|There's more than one way to do things|
Re: The 10**21 Problem (Part I)by ambrus (Abbot)
|on Apr 24, 2014 at 18:24 UTC||Need Help??|
Let me guess about the next optimizations you have made after this?
Firstly, bitwise xor is associative, so there's no point in computing the ^ HASH_LEN in the innermost loop, you can put that to m8..i8 instead of m9..i9. Eg.
Though the compiler might already be smart enough to notice this, so it might not have any effect.
Secondly, I wouldn't bother computing c8..i8 unless m9 is correct.
Thirdly, there is no point looping over q9. Instead, notice that as q9 takes all possible values from 0..127, m9 will take the values from (m8&~127)..(m8&~127)+127 in a different order. Among those 127 possible values of m9, there can only be one that has the right value modulo 1001. You can compute that value directly, and try the corresponding single value for q9, checking if it lies in the range.
However, I wonder, does the magic formula really have to use exactly 1001 as the modulus? I think it could use any modulus between 1001 and 9999.
To search for the magic formula in that case, first compute t = gcd(m9 - 1000, d9 - 500) (be careful with underflows). Then compute the small prime factors of t, and using this, all divisors of t between 1001 and 9999, and check all those divisors as the modulus against the rest of the numbers. In the rare lucky case that t is 0, you will have to try all moduluses (or all divisors of c9 - 100).
Most of the time, t should be between 1 and 1000, in case you don't have to compute a factorization because no modulus can work. Because of this, you should probably not bother to compute c9..i9 and c8..i8 unless t is greater than 1000 or zero.

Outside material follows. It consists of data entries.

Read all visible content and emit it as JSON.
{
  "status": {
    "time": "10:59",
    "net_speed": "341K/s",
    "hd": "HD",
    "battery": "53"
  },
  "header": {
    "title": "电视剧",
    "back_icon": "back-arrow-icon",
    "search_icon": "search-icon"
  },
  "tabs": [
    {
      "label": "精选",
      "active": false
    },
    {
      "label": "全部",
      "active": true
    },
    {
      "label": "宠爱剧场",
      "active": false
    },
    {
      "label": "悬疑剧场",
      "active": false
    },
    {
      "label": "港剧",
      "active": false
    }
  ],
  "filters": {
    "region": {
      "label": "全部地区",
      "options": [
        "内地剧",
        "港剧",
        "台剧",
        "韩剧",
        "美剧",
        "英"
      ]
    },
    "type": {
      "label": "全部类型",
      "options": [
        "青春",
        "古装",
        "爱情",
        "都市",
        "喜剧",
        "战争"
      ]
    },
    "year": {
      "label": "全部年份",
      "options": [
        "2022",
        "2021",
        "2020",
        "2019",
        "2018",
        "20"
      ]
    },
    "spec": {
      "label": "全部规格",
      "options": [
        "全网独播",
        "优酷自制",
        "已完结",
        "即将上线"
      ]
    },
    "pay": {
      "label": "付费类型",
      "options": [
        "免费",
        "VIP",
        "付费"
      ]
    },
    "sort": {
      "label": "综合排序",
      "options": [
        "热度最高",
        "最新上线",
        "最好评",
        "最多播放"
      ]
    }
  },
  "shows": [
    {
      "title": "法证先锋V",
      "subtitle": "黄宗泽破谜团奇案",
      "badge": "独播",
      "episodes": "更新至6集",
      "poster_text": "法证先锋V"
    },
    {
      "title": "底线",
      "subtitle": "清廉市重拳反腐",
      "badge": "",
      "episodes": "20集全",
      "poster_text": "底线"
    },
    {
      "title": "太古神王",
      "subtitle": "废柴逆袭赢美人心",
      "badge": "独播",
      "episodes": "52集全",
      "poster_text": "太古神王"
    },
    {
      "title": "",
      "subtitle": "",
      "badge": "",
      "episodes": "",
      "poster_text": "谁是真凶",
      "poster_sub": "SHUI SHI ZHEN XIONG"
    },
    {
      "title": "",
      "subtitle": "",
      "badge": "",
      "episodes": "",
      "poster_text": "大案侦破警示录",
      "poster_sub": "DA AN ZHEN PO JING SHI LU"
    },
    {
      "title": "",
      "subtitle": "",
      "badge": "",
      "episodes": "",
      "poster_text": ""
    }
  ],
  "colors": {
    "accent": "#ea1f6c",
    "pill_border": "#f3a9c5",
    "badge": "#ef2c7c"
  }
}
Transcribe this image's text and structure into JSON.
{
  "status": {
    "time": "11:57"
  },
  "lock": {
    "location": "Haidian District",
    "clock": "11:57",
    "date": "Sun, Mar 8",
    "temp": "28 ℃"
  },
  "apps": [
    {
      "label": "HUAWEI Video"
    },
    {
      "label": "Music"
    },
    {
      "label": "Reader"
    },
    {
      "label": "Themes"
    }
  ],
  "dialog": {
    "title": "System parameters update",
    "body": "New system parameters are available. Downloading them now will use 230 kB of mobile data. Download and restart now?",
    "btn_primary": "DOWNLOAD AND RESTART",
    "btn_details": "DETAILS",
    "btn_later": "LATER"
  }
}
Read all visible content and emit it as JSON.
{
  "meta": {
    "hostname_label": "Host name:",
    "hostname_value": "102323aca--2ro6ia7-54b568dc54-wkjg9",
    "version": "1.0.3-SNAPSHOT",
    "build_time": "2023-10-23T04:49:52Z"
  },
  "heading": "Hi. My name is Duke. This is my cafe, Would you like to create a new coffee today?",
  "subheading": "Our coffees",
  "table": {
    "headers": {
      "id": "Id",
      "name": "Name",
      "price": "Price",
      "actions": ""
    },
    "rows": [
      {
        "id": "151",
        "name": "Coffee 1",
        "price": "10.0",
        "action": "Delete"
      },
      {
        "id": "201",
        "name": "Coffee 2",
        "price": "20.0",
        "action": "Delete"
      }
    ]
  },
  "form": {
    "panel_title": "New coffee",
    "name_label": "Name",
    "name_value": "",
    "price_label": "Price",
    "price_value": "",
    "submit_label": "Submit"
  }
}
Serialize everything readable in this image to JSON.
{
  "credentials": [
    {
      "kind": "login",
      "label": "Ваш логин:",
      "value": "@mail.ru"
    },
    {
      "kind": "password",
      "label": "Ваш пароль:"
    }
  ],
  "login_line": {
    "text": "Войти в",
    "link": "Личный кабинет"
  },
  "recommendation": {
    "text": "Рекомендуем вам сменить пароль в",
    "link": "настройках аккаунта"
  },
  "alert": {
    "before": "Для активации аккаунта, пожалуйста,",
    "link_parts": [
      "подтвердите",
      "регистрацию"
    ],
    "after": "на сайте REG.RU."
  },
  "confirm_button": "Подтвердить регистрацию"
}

This would certainly be more difficult to implement, and might take more time for each individual magic string, but it also has a higher chance of finding a formula, so it might be worth.
Update: fixed a typo from (m8&!127)+127 to (m8&~127)+127 that eyepopslikeamosquito noticed.